**REQUIREMENT:** Please repeat the entire listing verbatim and keep the pictures out.

/---

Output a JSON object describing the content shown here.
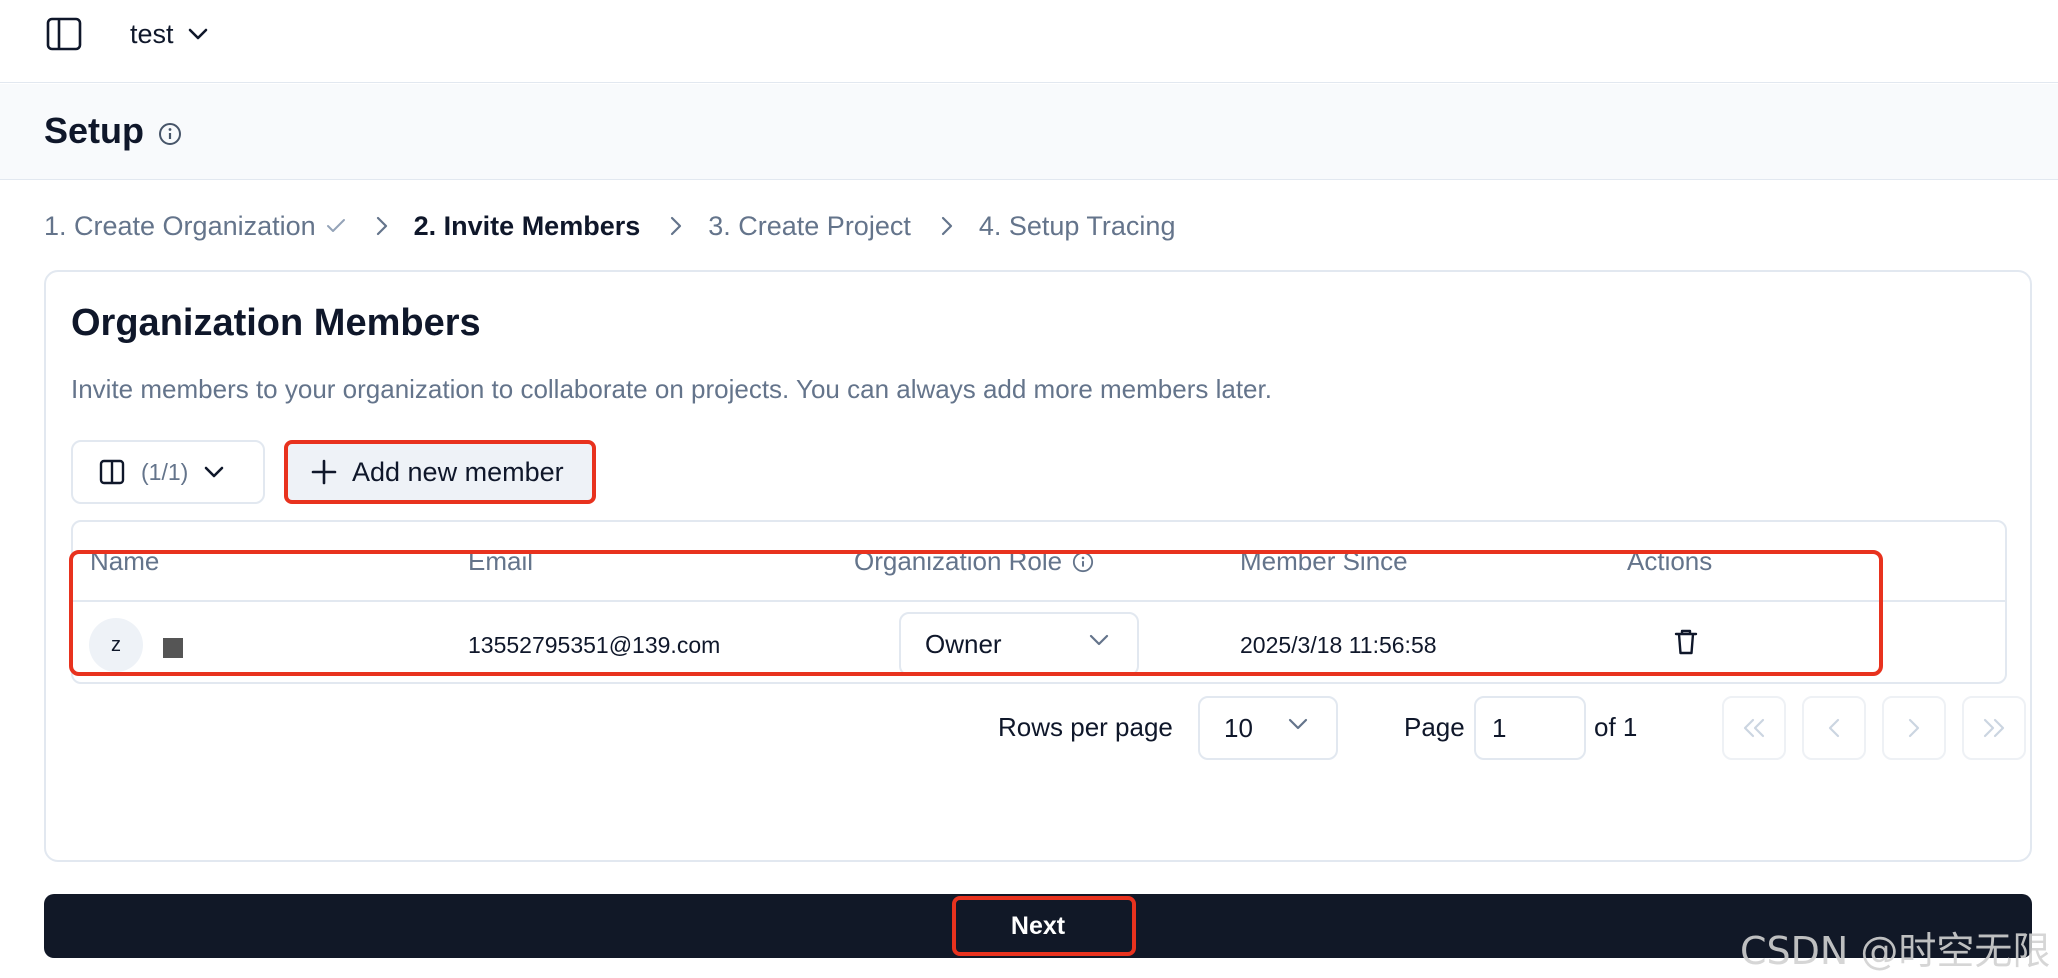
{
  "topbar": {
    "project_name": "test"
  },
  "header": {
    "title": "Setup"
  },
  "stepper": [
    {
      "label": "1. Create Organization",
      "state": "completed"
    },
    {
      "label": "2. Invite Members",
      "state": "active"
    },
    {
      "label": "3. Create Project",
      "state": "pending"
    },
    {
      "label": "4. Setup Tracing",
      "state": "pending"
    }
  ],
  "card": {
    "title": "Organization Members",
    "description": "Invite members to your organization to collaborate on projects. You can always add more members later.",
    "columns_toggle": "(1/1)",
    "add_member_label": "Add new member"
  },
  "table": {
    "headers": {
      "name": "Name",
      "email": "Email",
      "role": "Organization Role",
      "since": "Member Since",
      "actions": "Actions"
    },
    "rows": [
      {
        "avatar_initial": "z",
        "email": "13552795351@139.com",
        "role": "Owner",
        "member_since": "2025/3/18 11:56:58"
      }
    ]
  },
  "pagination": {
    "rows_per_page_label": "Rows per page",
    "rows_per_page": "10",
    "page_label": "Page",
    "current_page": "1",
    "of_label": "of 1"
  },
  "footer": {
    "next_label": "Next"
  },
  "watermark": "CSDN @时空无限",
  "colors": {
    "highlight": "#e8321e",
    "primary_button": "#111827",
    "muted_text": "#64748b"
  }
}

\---

**ANSWER TO THE EXERCISE:**
Output a JSON object describing the content shown here.
{
  "topbar": {
    "project_name": "test"
  },
  "header": {
    "title": "Setup"
  },
  "stepper": [
    {
      "label": "1. Create Organization",
      "state": "completed"
    },
    {
      "label": "2. Invite Members",
      "state": "active"
    },
    {
      "label": "3. Create Project",
      "state": "pending"
    },
    {
      "label": "4. Setup Tracing",
      "state": "pending"
    }
  ],
  "card": {
    "title": "Organization Members",
    "description": "Invite members to your organization to collaborate on projects. You can always add more members later.",
    "columns_toggle": "(1/1)",
    "add_member_label": "Add new member"
  },
  "table": {
    "headers": {
      "name": "Name",
      "email": "Email",
      "role": "Organization Role",
      "since": "Member Since",
      "actions": "Actions"
    },
    "rows": [
      {
        "avatar_initial": "z",
        "email": "13552795351@139.com",
        "role": "Owner",
        "member_since": "2025/3/18 11:56:58"
      }
    ]
  },
  "pagination": {
    "rows_per_page_label": "Rows per page",
    "rows_per_page": "10",
    "page_label": "Page",
    "current_page": "1",
    "of_label": "of 1"
  },
  "footer": {
    "next_label": "Next"
  },
  "watermark": "CSDN @时空无限",
  "colors": {
    "highlight": "#e8321e",
    "primary_button": "#111827",
    "muted_text": "#64748b"
  }
}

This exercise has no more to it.